[Element data from apps and pages]
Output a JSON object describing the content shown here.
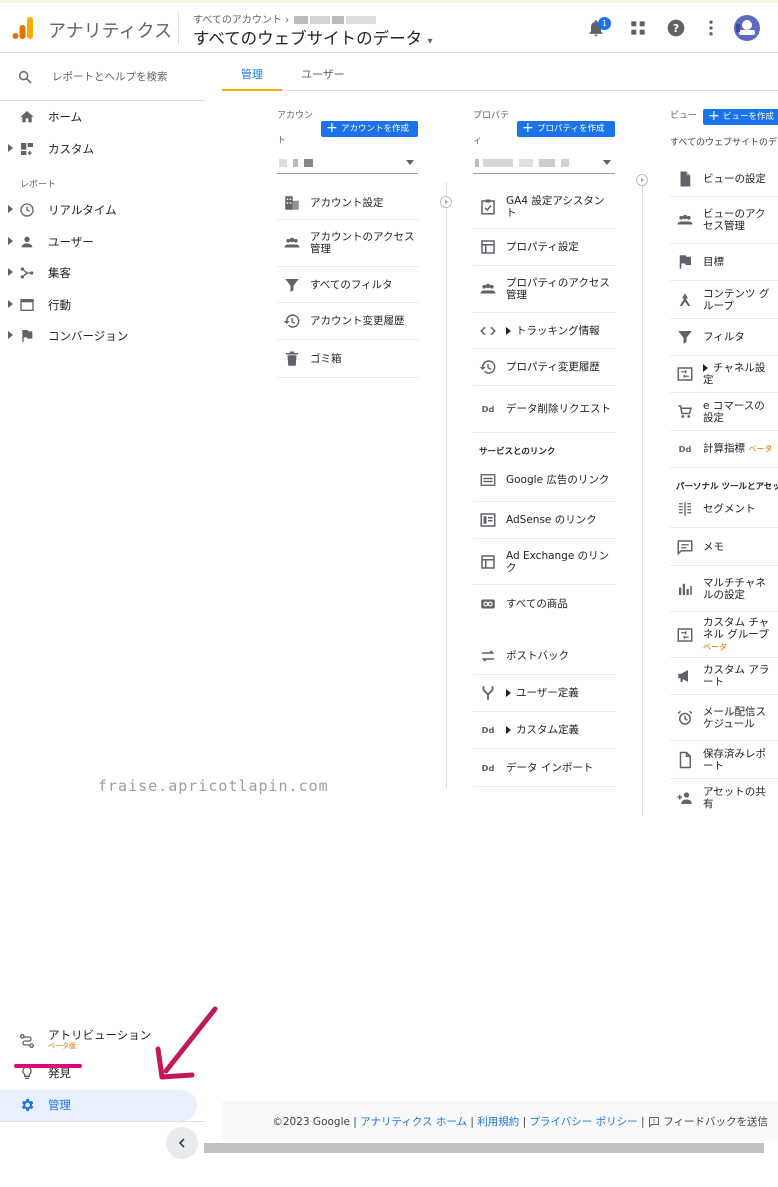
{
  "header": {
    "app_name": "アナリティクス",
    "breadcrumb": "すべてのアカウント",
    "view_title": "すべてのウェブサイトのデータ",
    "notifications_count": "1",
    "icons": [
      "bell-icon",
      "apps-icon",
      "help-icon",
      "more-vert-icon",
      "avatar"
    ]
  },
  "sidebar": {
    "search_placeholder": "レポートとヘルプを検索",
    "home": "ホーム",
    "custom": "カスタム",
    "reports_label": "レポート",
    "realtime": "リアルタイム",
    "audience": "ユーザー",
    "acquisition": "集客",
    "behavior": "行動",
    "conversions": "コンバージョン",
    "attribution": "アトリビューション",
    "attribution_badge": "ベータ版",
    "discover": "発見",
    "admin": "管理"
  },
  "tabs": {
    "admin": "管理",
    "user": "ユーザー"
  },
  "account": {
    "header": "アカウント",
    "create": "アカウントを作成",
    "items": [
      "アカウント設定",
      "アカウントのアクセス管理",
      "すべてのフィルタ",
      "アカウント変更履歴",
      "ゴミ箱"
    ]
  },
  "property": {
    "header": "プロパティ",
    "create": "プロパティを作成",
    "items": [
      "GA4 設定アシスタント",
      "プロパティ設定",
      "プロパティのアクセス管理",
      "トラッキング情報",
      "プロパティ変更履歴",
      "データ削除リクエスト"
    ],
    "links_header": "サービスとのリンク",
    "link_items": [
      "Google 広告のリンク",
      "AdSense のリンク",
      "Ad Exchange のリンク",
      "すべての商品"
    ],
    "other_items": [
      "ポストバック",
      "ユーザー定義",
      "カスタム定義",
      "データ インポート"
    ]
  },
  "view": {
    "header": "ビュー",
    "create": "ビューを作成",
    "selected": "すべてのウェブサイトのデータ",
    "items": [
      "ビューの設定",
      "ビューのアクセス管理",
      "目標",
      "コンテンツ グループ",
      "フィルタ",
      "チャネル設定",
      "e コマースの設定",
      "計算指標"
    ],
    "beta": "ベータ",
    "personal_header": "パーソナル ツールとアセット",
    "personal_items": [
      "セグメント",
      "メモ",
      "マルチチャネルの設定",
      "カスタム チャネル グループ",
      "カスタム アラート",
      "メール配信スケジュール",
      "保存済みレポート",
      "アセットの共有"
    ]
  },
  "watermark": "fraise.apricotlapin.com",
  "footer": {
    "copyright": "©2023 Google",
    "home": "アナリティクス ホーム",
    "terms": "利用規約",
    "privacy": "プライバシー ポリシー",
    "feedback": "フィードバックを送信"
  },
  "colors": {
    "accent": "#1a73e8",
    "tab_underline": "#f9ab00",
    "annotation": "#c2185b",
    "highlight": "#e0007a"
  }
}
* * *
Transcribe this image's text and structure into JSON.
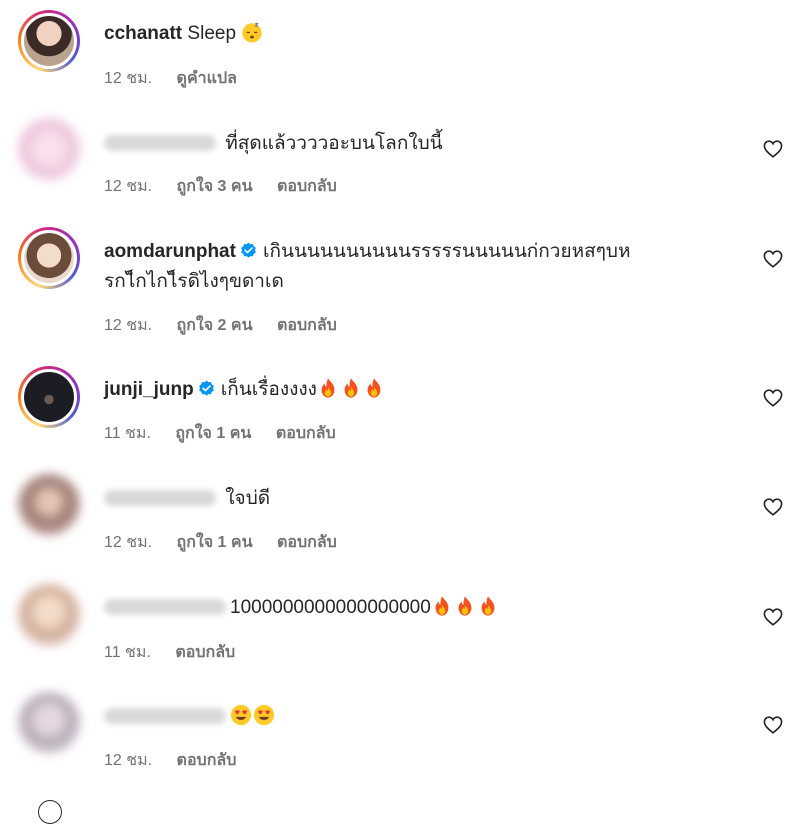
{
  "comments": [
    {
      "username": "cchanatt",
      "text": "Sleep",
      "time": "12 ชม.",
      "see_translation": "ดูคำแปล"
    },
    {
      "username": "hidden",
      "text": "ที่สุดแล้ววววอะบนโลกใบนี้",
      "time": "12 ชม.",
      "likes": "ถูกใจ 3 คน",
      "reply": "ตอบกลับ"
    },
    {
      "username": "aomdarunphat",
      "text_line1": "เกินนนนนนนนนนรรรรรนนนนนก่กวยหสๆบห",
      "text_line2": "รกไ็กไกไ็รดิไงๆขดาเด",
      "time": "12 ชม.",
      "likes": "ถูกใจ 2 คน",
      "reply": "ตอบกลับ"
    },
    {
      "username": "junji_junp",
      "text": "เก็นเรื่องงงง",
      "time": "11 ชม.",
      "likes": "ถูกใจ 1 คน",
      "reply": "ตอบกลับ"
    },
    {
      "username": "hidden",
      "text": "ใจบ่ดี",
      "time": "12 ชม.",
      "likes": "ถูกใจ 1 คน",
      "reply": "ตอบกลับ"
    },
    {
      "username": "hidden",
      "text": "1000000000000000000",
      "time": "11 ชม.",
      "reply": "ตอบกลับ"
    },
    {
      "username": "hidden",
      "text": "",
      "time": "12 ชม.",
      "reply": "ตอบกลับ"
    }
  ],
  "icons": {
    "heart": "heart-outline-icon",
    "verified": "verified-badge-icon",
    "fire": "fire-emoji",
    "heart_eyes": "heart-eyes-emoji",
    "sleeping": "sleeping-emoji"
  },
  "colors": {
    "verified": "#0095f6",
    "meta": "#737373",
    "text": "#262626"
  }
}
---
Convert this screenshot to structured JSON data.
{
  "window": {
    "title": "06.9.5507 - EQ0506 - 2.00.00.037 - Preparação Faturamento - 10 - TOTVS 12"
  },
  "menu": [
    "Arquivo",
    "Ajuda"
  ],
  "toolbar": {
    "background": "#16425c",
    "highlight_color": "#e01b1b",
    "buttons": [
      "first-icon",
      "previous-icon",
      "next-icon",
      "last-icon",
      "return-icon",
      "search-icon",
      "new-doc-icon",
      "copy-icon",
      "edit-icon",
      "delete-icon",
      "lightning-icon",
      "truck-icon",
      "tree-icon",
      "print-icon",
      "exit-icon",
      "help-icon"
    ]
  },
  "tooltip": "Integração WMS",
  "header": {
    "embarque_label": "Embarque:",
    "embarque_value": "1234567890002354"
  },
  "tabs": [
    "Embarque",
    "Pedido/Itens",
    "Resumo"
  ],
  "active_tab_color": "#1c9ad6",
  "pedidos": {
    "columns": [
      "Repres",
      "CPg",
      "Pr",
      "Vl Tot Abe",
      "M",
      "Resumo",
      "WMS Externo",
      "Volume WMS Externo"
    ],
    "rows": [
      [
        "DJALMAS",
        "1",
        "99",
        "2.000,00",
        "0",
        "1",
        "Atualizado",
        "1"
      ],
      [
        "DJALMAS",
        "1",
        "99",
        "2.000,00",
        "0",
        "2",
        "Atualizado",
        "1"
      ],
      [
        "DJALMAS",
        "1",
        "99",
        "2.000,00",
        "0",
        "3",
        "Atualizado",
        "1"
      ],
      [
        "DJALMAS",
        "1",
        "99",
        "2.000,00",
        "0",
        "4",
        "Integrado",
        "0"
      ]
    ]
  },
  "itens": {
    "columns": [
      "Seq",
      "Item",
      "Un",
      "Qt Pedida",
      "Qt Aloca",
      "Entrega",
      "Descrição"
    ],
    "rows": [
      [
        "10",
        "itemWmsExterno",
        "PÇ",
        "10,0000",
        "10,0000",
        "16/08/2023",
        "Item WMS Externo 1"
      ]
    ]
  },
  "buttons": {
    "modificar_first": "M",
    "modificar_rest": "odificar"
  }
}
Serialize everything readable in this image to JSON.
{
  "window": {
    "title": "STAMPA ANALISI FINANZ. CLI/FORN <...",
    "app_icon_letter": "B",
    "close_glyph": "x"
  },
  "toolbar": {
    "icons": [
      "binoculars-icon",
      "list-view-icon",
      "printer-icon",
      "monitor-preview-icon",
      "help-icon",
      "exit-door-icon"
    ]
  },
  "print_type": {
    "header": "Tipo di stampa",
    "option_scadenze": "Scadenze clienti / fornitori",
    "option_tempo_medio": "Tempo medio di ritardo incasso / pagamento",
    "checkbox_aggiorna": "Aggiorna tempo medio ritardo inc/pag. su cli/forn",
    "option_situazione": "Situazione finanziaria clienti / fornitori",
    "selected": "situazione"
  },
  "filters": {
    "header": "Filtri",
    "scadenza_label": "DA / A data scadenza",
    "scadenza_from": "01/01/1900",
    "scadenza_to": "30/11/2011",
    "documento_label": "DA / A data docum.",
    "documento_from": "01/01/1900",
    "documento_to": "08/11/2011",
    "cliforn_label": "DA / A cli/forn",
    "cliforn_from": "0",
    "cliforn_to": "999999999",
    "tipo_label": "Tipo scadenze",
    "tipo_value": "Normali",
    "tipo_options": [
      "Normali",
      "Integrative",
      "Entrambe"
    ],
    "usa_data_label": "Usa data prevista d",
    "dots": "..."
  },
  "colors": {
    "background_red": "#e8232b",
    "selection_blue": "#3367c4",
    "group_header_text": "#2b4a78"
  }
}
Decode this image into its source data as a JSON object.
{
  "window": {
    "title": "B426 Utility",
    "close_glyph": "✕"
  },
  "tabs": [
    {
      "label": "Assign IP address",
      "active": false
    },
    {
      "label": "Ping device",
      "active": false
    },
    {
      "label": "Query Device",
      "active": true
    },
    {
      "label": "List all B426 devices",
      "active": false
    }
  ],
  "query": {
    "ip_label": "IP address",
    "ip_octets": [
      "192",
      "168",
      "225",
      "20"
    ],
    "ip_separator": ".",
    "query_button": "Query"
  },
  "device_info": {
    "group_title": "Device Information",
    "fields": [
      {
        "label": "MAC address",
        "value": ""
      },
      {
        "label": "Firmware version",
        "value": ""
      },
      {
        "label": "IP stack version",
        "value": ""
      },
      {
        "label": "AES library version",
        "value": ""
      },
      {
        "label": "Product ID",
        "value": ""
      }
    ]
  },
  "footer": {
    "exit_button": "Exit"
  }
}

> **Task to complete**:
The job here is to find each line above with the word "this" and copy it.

> **Result below**:
Transcribe this image's text and structure into JSON.
Convert this screenshot to structured JSON data.
Serialize everything readable in this image to JSON.
Decode this image into its source data as a JSON object.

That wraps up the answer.